These are all skills taught in construction manager training programs. Courses cover everything from occupational health and safety, to managerial finance, cost estimating software, and human relations.
How Much Money do Construction Office Managers Make?
This is an excellent time to become a construction office manager. Why? Because demand is strong for this position, all across Ontario.
The Government of Canada Job Bank gives “construction project manager” 3 stars for employment growth—its highest possible rating.
The rating holds true for the whole province. And demand in this field is expected to hold steady for the next 10 years in Canada.
What about salary? Wages are also strong for construction managers.
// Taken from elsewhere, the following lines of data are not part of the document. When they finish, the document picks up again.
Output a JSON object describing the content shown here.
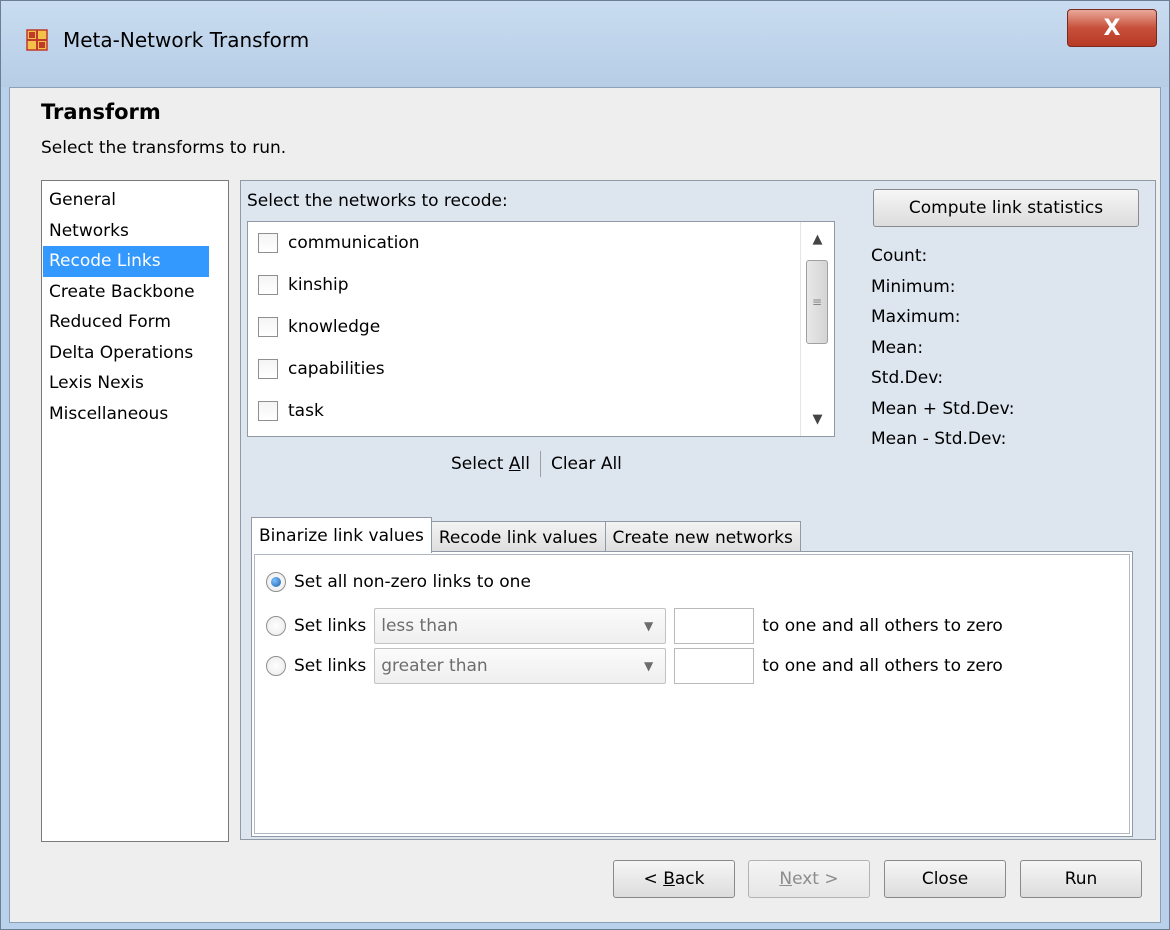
{
  "window": {
    "title": "Meta-Network Transform",
    "close_glyph": "X"
  },
  "header": {
    "title": "Transform",
    "subtitle": "Select the transforms to run."
  },
  "sidebar": {
    "items": [
      {
        "label": "General"
      },
      {
        "label": "Networks"
      },
      {
        "label": "Recode Links",
        "selected": true
      },
      {
        "label": "Create Backbone"
      },
      {
        "label": "Reduced Form"
      },
      {
        "label": "Delta Operations"
      },
      {
        "label": "Lexis Nexis"
      },
      {
        "label": "Miscellaneous"
      }
    ]
  },
  "networks": {
    "prompt": "Select the networks to recode:",
    "items": [
      {
        "label": "communication",
        "checked": false
      },
      {
        "label": "kinship",
        "checked": false
      },
      {
        "label": "knowledge",
        "checked": false
      },
      {
        "label": "capabilities",
        "checked": false
      },
      {
        "label": "task",
        "checked": false
      }
    ],
    "select_all_prefix": "Select ",
    "select_all_mnemonic": "A",
    "select_all_suffix": "ll",
    "clear_all": "Clear All"
  },
  "stats": {
    "compute_button": "Compute link statistics",
    "labels": [
      "Count:",
      "Minimum:",
      "Maximum:",
      "Mean:",
      "Std.Dev:",
      "Mean + Std.Dev:",
      "Mean - Std.Dev:"
    ]
  },
  "tabs": [
    {
      "label": "Binarize link values",
      "active": true
    },
    {
      "label": "Recode link values",
      "active": false
    },
    {
      "label": "Create new networks",
      "active": false
    }
  ],
  "binarize": {
    "option1": "Set all non-zero links to one",
    "option2_label": "Set links",
    "option2_combo": "less than",
    "option2_value": "",
    "option2_suffix": "to one and all others to zero",
    "option3_label": "Set links",
    "option3_combo": "greater than",
    "option3_value": "",
    "option3_suffix": "to one and all others to zero",
    "selected_option": 1
  },
  "footer": {
    "back_prefix": "< ",
    "back_mnemonic": "B",
    "back_suffix": "ack",
    "next_mnemonic": "N",
    "next_suffix": "ext >",
    "close": "Close",
    "run": "Run"
  },
  "colors": {
    "selection": "#3399ff",
    "panel": "#dde5ef",
    "frame": "#b9d1ea"
  }
}
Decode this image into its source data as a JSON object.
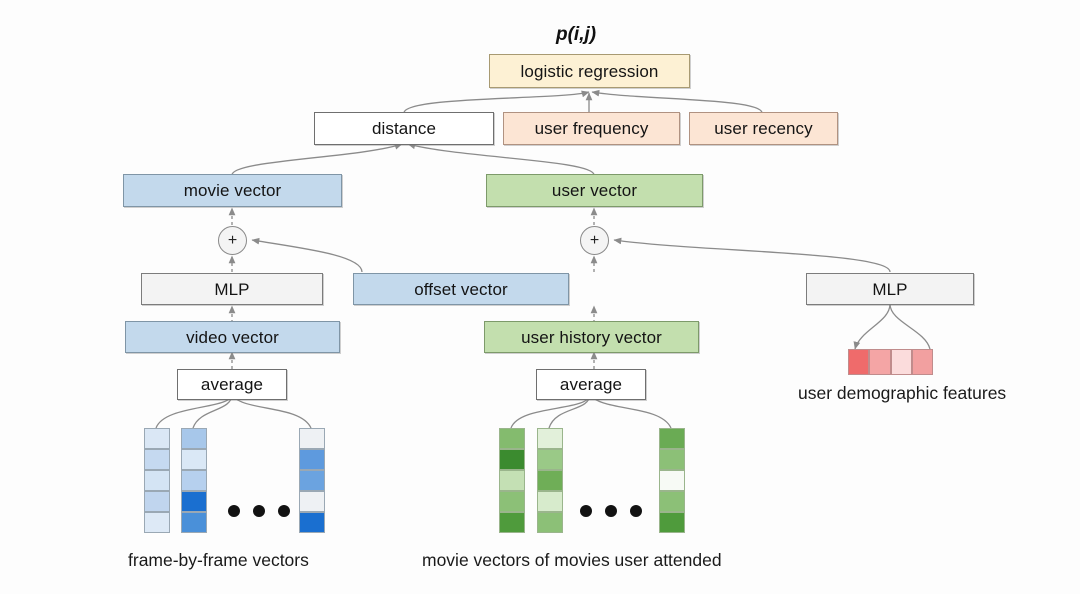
{
  "diagram": {
    "title_label": "p(i,j)",
    "nodes": {
      "logistic_regression": "logistic regression",
      "distance": "distance",
      "user_frequency": "user frequency",
      "user_recency": "user recency",
      "movie_vector": "movie vector",
      "user_vector": "user vector",
      "mlp_left": "MLP",
      "mlp_right": "MLP",
      "offset_vector": "offset vector",
      "video_vector": "video vector",
      "user_history_vector": "user history vector",
      "average_left": "average",
      "average_mid": "average",
      "plus_left": "+",
      "plus_mid": "+"
    },
    "captions": {
      "frame_vectors": "frame-by-frame vectors",
      "movie_vectors": "movie vectors of movies user attended",
      "demographics": "user demographic features"
    },
    "colors": {
      "cream": "#fdf1d4",
      "peach": "#fce5d4",
      "blue": "#c3d9ec",
      "green": "#c3dfae",
      "grey": "#f3f3f3",
      "white": "#ffffff",
      "edge": "#8b8b8b"
    },
    "heatmaps": {
      "frame_columns": [
        {
          "name": "frame-vector-1",
          "cells": [
            "#dae7f5",
            "#c5d9f0",
            "#d4e4f4",
            "#c0d5ee",
            "#dde9f6"
          ]
        },
        {
          "name": "frame-vector-2",
          "cells": [
            "#a7c7ea",
            "#dae8f6",
            "#b6d0ee",
            "#1a6fd0",
            "#4a90d9"
          ]
        },
        {
          "name": "frame-vector-n",
          "cells": [
            "#eef1f4",
            "#5e9ade",
            "#6ba3e0",
            "#eef1f4",
            "#1a6fd0"
          ]
        }
      ],
      "movie_columns": [
        {
          "name": "movie-vector-1",
          "cells": [
            "#84bb6e",
            "#3b8b2f",
            "#c4e0b4",
            "#8cc077",
            "#4f9b3c"
          ]
        },
        {
          "name": "movie-vector-2",
          "cells": [
            "#e2f0da",
            "#9ac987",
            "#6fae57",
            "#d7ebcc",
            "#8cc077"
          ]
        },
        {
          "name": "movie-vector-n",
          "cells": [
            "#6aab54",
            "#8cc077",
            "#f7faf5",
            "#8cc077",
            "#4f9b3c"
          ]
        }
      ],
      "demographic_cells": [
        "#ef6b6b",
        "#f4a5a5",
        "#fbdcdc",
        "#f2a0a0"
      ]
    },
    "ellipsis": "• • •"
  }
}
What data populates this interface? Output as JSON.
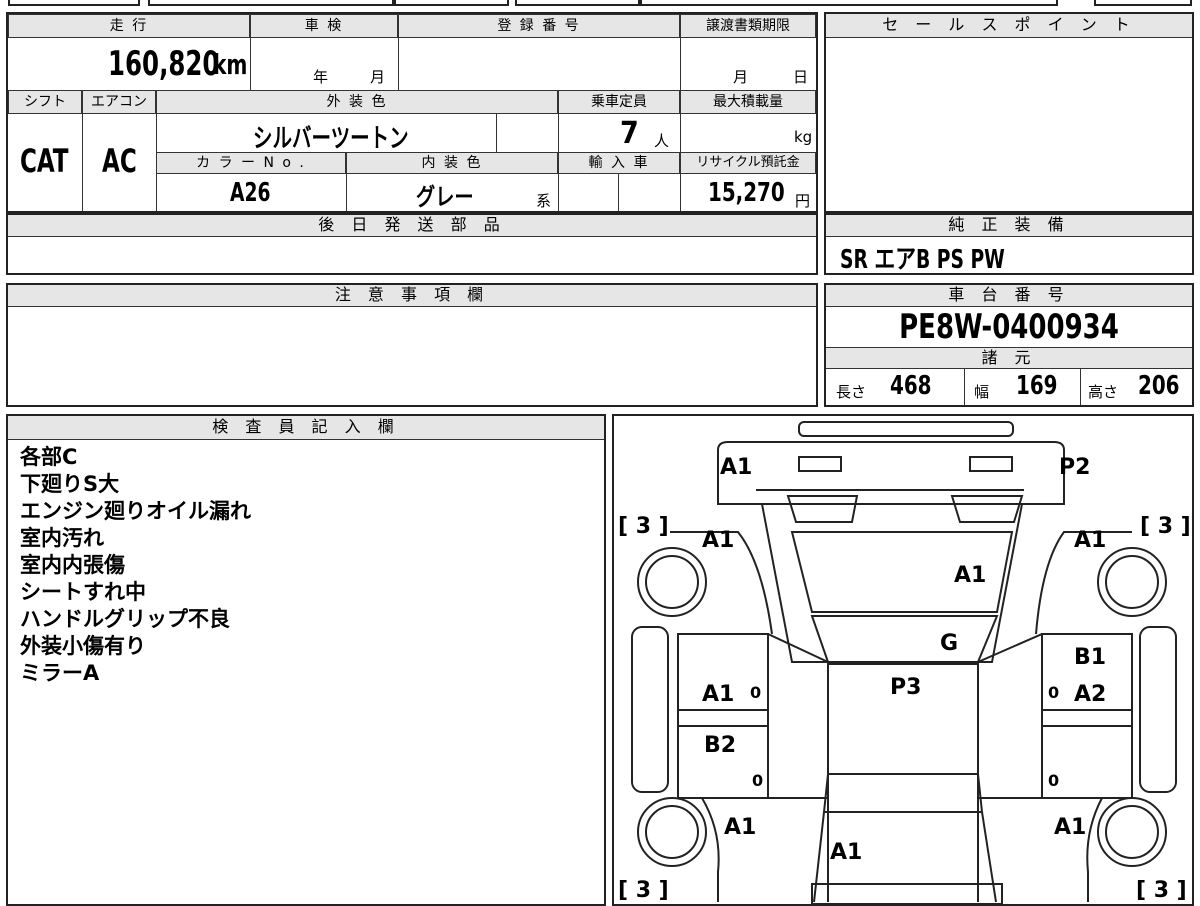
{
  "labels": {
    "mileage": "走 行",
    "shaken": "車 検",
    "reg_no": "登 録 番 号",
    "transfer_deadline": "譲渡書類期限",
    "sales_point": "セ ー ル ス ポ イ ン ト",
    "shift": "シフト",
    "aircon": "エアコン",
    "ext_color": "外 装 色",
    "capacity": "乗車定員",
    "max_load": "最大積載量",
    "color_no": "カ ラ ー N o .",
    "int_color": "内 装 色",
    "import": "輸 入 車",
    "recycle": "リサイクル預託金",
    "later_parts": "後 日 発 送 部 品",
    "genuine_equipment": "純 正 装 備",
    "caution": "注 意 事 項 欄",
    "chassis_no": "車 台 番 号",
    "specs": "諸 元",
    "inspector": "検 査 員 記 入 欄"
  },
  "values": {
    "mileage_num": "160,820",
    "mileage_unit": "km",
    "year_unit": "年",
    "month_unit": "月",
    "deadline_month": "月",
    "deadline_day": "日",
    "shift": "CAT",
    "aircon": "AC",
    "ext_color": "シルバーツートン",
    "capacity": "7",
    "capacity_unit": "人",
    "max_load_unit": "kg",
    "color_no": "A26",
    "int_color": "グレー",
    "int_color_suffix": "系",
    "recycle": "15,270",
    "recycle_unit": "円",
    "equipment": "SR エアB PS PW",
    "chassis_no": "PE8W-0400934",
    "length_label": "長さ",
    "length": "468",
    "width_label": "幅",
    "width": "169",
    "height_label": "高さ",
    "height": "206"
  },
  "inspector_notes": [
    "各部C",
    "下廻りS大",
    "エンジン廻りオイル漏れ",
    "室内汚れ",
    "室内内張傷",
    "シートすれ中",
    "ハンドルグリップ不良",
    "外装小傷有り",
    "ミラーA"
  ],
  "diagram": {
    "front_left": "A1",
    "front_right": "P2",
    "tire_fl": "[ 3 ]",
    "tire_fr": "[ 3 ]",
    "tire_rl": "[ 3 ]",
    "tire_rr": "[ 3 ]",
    "fender_fl": "A1",
    "fender_fr": "A1",
    "hood": "A1",
    "windshield": "G",
    "roof": "P3",
    "front_door_l": "A1",
    "front_door_r": "A2",
    "front_door_r_top": "B1",
    "rear_door_l": "B2",
    "rear_fender_l": "A1",
    "rear_fender_r": "A1",
    "rear": "A1",
    "zero": "0"
  }
}
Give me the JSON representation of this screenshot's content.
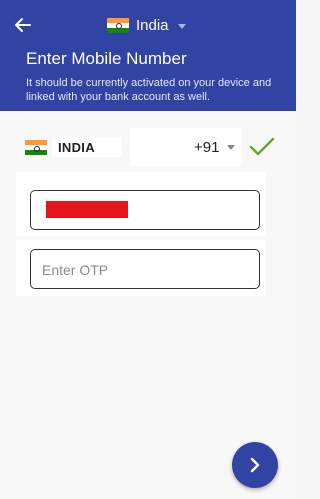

The latest Government Wage Report pegs the median salary for managers at $80,000/year.
Here's the average salary for construction managers in Toronto, ranging from the low end, to the highest paid professionals in the industry:
Low range: $40,000
High end: $132,000
So, even at the lowest range, the average sits at $40,000—and there’s obviously a lot of room for growth.
Source: Government of Canada Job Bank Wage Report
What Skills Are Involved in Becoming a Construction Office Manager?
Organization is probably the first skill that comes to mind. But becoming a construction office manager takes more than strong organization.
The truth is, successfully managing construction projects takes a very specific skillset. If you want to pursue this career, certain things should come naturally to you, including:
- Teamwork and people skills
- Communication (written and verbal)
- Numeracy (good with numbers, calculations, data)
- Analysis and problem-solving
- Information management (writing reports, updating files, organizing records)
- Business savvy (you understand business goals and can relate to company management)
- Leadership (you can motivate a team, resolve conflicts, and keep projects on track)
Construction office managers are the glue that holds everything together. They are the bridge between the actual builders on-site, and company executives.
They help management deliver on their promises to clients—which ultimately, ensures growth and success for the whole enterprise.
At the end of the day, this is a business role. If you’re really interested in hands-on building work (electrician, carpentry, HVAC, etc.) you’re better off on another career path.
However, if you like being in charge, can handle responsibility, and are great a leading a team, this is the job for you.
Still not sure? Read on for your next step.
Is Becoming a Construction Office Manager Right For You?
Still have questions about training, careers, or whether becoming a construction office manager is right for you? Your next step is to talk with an Admissions Advisor.
An Advisor will walk you through training, possible employers, career options, and the skills needed to succeed in this career.
Together, you will discuss your strengths, learning needs, and professional goals. The Advisor will tell you honestly if this program is right for you - or if they'd recommend pursuing a different trade.
Get started by clicking below to explore the Construction Office Manager program.
You can see a detailed course list, chat live with an Advisor, or request free information via email. We’re here to help!